> Record set:
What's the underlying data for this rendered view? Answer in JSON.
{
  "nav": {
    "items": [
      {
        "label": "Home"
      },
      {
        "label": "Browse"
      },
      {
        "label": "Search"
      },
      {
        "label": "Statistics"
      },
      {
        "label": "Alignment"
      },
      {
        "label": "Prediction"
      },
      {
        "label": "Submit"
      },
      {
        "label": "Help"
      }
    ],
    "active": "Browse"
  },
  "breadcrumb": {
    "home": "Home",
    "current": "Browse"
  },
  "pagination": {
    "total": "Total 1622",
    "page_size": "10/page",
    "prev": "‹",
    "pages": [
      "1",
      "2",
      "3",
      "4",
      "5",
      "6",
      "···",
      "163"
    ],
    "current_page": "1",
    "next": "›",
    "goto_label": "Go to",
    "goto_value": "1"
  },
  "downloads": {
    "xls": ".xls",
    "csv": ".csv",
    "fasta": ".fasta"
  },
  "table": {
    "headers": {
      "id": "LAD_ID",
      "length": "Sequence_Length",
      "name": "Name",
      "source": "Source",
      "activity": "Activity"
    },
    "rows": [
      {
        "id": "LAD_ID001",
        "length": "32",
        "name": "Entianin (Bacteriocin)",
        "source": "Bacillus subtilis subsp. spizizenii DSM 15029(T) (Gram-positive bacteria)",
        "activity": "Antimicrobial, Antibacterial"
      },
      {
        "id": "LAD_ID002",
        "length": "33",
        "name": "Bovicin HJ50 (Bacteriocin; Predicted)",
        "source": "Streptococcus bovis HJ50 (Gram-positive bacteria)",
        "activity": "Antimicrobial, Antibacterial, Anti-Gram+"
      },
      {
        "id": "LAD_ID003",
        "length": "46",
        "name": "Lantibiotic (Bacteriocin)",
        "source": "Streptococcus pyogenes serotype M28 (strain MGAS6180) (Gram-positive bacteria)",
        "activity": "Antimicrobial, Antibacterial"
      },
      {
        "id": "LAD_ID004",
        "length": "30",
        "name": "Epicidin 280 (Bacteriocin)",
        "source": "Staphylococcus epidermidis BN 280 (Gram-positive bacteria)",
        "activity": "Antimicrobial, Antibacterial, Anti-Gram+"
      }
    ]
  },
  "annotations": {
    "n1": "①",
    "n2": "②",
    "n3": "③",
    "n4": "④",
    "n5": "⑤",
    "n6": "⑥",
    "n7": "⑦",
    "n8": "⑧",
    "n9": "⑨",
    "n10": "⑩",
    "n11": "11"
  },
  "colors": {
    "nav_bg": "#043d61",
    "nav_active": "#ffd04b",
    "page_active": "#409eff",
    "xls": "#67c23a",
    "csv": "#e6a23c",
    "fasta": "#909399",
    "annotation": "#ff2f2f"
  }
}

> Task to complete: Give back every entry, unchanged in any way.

> Answer box:
What's the underlying data for this rendered view? Answer in JSON.
{
  "nav": {
    "items": [
      {
        "label": "Home"
      },
      {
        "label": "Browse"
      },
      {
        "label": "Search"
      },
      {
        "label": "Statistics"
      },
      {
        "label": "Alignment"
      },
      {
        "label": "Prediction"
      },
      {
        "label": "Submit"
      },
      {
        "label": "Help"
      }
    ],
    "active": "Browse"
  },
  "breadcrumb": {
    "home": "Home",
    "current": "Browse"
  },
  "pagination": {
    "total": "Total 1622",
    "page_size": "10/page",
    "prev": "‹",
    "pages": [
      "1",
      "2",
      "3",
      "4",
      "5",
      "6",
      "···",
      "163"
    ],
    "current_page": "1",
    "next": "›",
    "goto_label": "Go to",
    "goto_value": "1"
  },
  "downloads": {
    "xls": ".xls",
    "csv": ".csv",
    "fasta": ".fasta"
  },
  "table": {
    "headers": {
      "id": "LAD_ID",
      "length": "Sequence_Length",
      "name": "Name",
      "source": "Source",
      "activity": "Activity"
    },
    "rows": [
      {
        "id": "LAD_ID001",
        "length": "32",
        "name": "Entianin (Bacteriocin)",
        "source": "Bacillus subtilis subsp. spizizenii DSM 15029(T) (Gram-positive bacteria)",
        "activity": "Antimicrobial, Antibacterial"
      },
      {
        "id": "LAD_ID002",
        "length": "33",
        "name": "Bovicin HJ50 (Bacteriocin; Predicted)",
        "source": "Streptococcus bovis HJ50 (Gram-positive bacteria)",
        "activity": "Antimicrobial, Antibacterial, Anti-Gram+"
      },
      {
        "id": "LAD_ID003",
        "length": "46",
        "name": "Lantibiotic (Bacteriocin)",
        "source": "Streptococcus pyogenes serotype M28 (strain MGAS6180) (Gram-positive bacteria)",
        "activity": "Antimicrobial, Antibacterial"
      },
      {
        "id": "LAD_ID004",
        "length": "30",
        "name": "Epicidin 280 (Bacteriocin)",
        "source": "Staphylococcus epidermidis BN 280 (Gram-positive bacteria)",
        "activity": "Antimicrobial, Antibacterial, Anti-Gram+"
      }
    ]
  },
  "annotations": {
    "n1": "①",
    "n2": "②",
    "n3": "③",
    "n4": "④",
    "n5": "⑤",
    "n6": "⑥",
    "n7": "⑦",
    "n8": "⑧",
    "n9": "⑨",
    "n10": "⑩",
    "n11": "11"
  },
  "colors": {
    "nav_bg": "#043d61",
    "nav_active": "#ffd04b",
    "page_active": "#409eff",
    "xls": "#67c23a",
    "csv": "#e6a23c",
    "fasta": "#909399",
    "annotation": "#ff2f2f"
  }
}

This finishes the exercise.